Most people know, generally, what a dentist does. But what about an endodontist? Less than 3% of dentists go on to become endodontists, so it’s not surprising that many people might not know what they do.
An endodontist is a dentist who specializes in root canal procedures and other treatments involving the pulp and nerves inside teeth. Root canals are needed when tooth decay has advanced beyond a cavity and has attacked the inner parts of a tooth. The word comes from the Greek terms “endo,” meaning “within,” and “odont,” meaning “tooth.”
Schooling for Dentists and Endodontists
The difference between dentists and endodontists starts with their education. All dental students receive training in basic endodontic treatment in dental school. Learning to perform root canal procedures is part of the curriculum.
But endodontists go on to complete an additional two to three years of advanced training focusing only on endodontic procedures. They become specialists in root canals, endodontic retreatment, endodontic surgery, dental implants, and the treatment of traumatic dental injuries.
Who Should Do Your Root Canal?

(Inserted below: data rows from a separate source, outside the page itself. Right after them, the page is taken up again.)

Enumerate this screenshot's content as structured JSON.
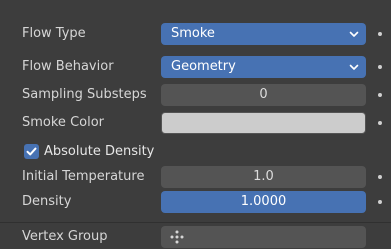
{
  "flow_type": {
    "label": "Flow Type",
    "value": "Smoke"
  },
  "flow_behavior": {
    "label": "Flow Behavior",
    "value": "Geometry"
  },
  "sampling_substeps": {
    "label": "Sampling Substeps",
    "value": "0"
  },
  "smoke_color": {
    "label": "Smoke Color",
    "color": "#cccccc"
  },
  "absolute_density": {
    "label": "Absolute Density",
    "checked": true
  },
  "initial_temperature": {
    "label": "Initial Temperature",
    "value": "1.0"
  },
  "density": {
    "label": "Density",
    "value": "1.0000"
  },
  "vertex_group": {
    "label": "Vertex Group",
    "icon": "vertex-group-icon"
  },
  "colors": {
    "accent": "#4772b3",
    "field": "#545454",
    "background": "#3d3d3d"
  }
}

In many cases, family dentists are fully capable of performing root canal procedures. They have been trained to do them and their offices have all the necessary equipment. There are times, however, when a dentist may recommend an endodontist instead. As root canal specialists, endodontists may be better prepared to handle more serious cases.
So, while an endodontist can treat most cases needing a root canal, their advanced expertise may not be necessary for every case. It is best for a patient to consult with their dentist to see if an endodontist is needed. (If you do not currently have a dentist, use our dentist finder tool to find one in your area.)
Endodontists Are Specialists
A basic root canal includes removing damaged pulp from inside the tooth, cleaning out the empty canal, and filling it in. These are the straightforward type of procedures typically done in the dentist’s office. The complexity of a root canal procedure is usually the deciding factor in whether a dentist will refer a patient to an endodontist.
When a tooth has extensive damage, an endodontist may be better equipped to save the tooth. Serious conditions like pulpitis or dental pulp necrosis need to be addressed and fixed as soon as possible. Endodontists are also called in if a previous root canal has failed to fix the problem.
Molars can pose more of a challenge, as they contain multiple roots that branch out into several canals, whereas incisors and canine teeth only have one root. Dentists may choose to refer these cases to an endodontist.
Advantages of Endodontists for Root Canals
Endodontists are in the business of saving teeth that are at risk. While dentists spend a lot of time in the prevention of dental issues, endodontists focus on repairing damage that is already done.
Endodontists concentrate all their time on this type of work. They do not fill cavities or do other procedures that general family dentists do. A typical dentist might do a few root canals a month. An endodontist might do 25 in a week.
Diagnostic Skills and Higher Success Rates
Because of their focus on pulp and nerve issues, endodontists develop keen diagnostic skills. They have the training and experience to find the patient’s problem and offer the best options for treatment. Clinical studies conducted by the Journal of Oral Surgery Oral Medicine Oral Pathology Oral Radiology and the Journal of Endodontics point to greater rates of success for endodontists (meaning fewer root canals that need to be redone) than those of general dentists.
Endodontic practices have access to specialized equipment that a general dental practice may not have. They routinely use 3D-Xrays, surgical microscopes, and ultrasonic instruments in their procedures. Without these tools, it can take an endodontist half the time it takes a general dentist to complete a procedure.
Expert Pain Management
Many patients fear root canal procedures because of their reputation for being painful. Endodontists are experienced in anticipating and controlling pain during and after root canal procedures and other surgeries. They may also offer sedation and options to relieve anxiety.
Advantage of Dentists for Root Canals
While there’s nothing wrong with going to an endodontist for even a basic procedure, it is not always necessary. Since not all root canal cases are challenging, a dentist can be the best option.
Because endodontists are specialists, they typically charge more for their services. It may be more cost effective to visit a dental practice instead. Patients should ask for an estimate so they can compare prices. If they have dental insurance, they should check with them about exactly what services are covered.
Many patients will find it comforting to visit a familiar office. If a patient is used to a practice’s staff, scheduling procedures, billing, and insurance policies, they may feel more comfortable with the entire process.
When a patient needs a root canal, especially in an emergency, it will be easy to find a dentist just about anywhere. Even if they don’t have a regular dentist, they will most likely be able to find one nearby who will accommodate them. Endodontists, on the other hand, may be harder to find in some areas of the country. And while a regular dentist may be chosen for being nearby, a patient may have to travel farther to visit an endodontist.
There is some advantage to having one person doing all of a patient’s dental work. They will know the patient’s history and have access to all relevant files.
Dentists and Endodontists are Both Dedicated to Dental Health
When a root canal procedure is necessary, a patient should weigh their options with a dentist. These should include not only cost and convenience but also the best possible result for their teeth.
A reliable dentist will recognize when he or she can handle a case or when the patient should be referred to an endodontist. Together the two professionals will map out a treatment plan for a successful outcome.